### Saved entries
* * * *
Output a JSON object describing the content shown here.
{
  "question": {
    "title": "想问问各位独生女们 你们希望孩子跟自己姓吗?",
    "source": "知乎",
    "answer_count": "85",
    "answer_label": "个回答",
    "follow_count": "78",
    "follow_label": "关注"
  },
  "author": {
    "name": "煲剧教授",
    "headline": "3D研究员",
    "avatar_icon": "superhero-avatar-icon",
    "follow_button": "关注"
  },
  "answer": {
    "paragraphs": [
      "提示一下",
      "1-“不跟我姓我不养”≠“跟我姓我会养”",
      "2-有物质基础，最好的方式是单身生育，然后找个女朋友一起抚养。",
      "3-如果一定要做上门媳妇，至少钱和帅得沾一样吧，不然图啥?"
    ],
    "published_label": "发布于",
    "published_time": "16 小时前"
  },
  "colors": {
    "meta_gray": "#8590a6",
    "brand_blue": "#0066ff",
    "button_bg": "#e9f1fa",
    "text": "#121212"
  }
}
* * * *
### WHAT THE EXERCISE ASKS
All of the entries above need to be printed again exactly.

### RESULT OF THIS EXERCISE
Output a JSON object describing the content shown here.
{
  "question": {
    "title": "想问问各位独生女们 你们希望孩子跟自己姓吗?",
    "source": "知乎",
    "answer_count": "85",
    "answer_label": "个回答",
    "follow_count": "78",
    "follow_label": "关注"
  },
  "author": {
    "name": "煲剧教授",
    "headline": "3D研究员",
    "avatar_icon": "superhero-avatar-icon",
    "follow_button": "关注"
  },
  "answer": {
    "paragraphs": [
      "提示一下",
      "1-“不跟我姓我不养”≠“跟我姓我会养”",
      "2-有物质基础，最好的方式是单身生育，然后找个女朋友一起抚养。",
      "3-如果一定要做上门媳妇，至少钱和帅得沾一样吧，不然图啥?"
    ],
    "published_label": "发布于",
    "published_time": "16 小时前"
  },
  "colors": {
    "meta_gray": "#8590a6",
    "brand_blue": "#0066ff",
    "button_bg": "#e9f1fa",
    "text": "#121212"
  }
}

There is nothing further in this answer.